The photo below was posted on Facebook in support of Connie Grumling, the Bakersfield High School principal, participating in the student led prayer. The FFRF claims their "purpose is to protect the constitutional separation between state and church", yet this letter completely violates the amendment they wish to protect. Throughout the letter, FFRF cites several cases where teachers and coaches were found guilty of violating the state and church separation while claiming that "district staff should be reminded that they cannot plan, promote, or participate in any religious events". And that's where the deception trickles in. Any good lie includes 75% truth and this lie is no exception. Public school employees are not allowed to plan and promote religious events (that the 75%), but to exclude them from participation in religious events is a direct violation of the Bill of Rights third amendment which provides true protection of state and church separation. The state is not allowed to promote or prohibit the religious expression of anyone, including government employees. Connie Grumling, the principal, did not organize or lead the prayer. In fact, in the photo you can clearly see the student who is leading the prayer. Additionally, no individual citizen of the United States forfeits their individual rights because of their government position. We are all entitled to freedoms protected by our Constitution.

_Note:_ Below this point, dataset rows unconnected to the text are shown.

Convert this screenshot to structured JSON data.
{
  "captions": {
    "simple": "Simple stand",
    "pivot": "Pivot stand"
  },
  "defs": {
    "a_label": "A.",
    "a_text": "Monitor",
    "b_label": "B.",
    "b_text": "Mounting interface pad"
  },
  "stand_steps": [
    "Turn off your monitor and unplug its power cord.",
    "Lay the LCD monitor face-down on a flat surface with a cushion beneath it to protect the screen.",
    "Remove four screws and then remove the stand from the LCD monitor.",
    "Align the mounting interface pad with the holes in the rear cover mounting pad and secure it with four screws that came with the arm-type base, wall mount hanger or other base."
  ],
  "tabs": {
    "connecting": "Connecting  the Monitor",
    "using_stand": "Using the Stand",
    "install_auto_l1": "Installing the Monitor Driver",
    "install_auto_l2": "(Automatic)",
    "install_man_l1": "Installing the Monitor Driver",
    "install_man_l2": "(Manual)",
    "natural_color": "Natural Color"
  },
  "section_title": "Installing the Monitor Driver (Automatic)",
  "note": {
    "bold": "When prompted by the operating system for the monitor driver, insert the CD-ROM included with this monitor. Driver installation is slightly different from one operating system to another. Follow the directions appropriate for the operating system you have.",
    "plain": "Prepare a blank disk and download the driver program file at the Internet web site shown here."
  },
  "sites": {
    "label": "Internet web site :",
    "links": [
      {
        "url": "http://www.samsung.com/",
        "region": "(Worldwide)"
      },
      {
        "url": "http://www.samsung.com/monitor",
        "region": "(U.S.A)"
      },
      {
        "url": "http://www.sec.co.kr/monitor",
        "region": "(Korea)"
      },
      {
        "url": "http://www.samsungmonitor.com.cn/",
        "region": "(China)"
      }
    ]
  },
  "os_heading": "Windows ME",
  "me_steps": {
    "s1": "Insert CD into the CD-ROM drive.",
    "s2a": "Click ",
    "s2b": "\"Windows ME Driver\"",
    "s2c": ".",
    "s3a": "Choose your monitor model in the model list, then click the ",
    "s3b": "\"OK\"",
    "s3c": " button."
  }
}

The legal cases the FFRF cites as evidence collapse on their own merit. The cases cited are in reference to teachers and coaches who had part in the planning and/or the leading of the religious events. That is what caused the violation, not the participation in the events. The leading and organizing of the events - they even point this out in their letter. The irony in this whole situation is that while the FFRF claims its purpose is to protect the Constitution, they trample on the rights of the individual whom the Constitution exists to protect.

Photo Credit: Katy Granado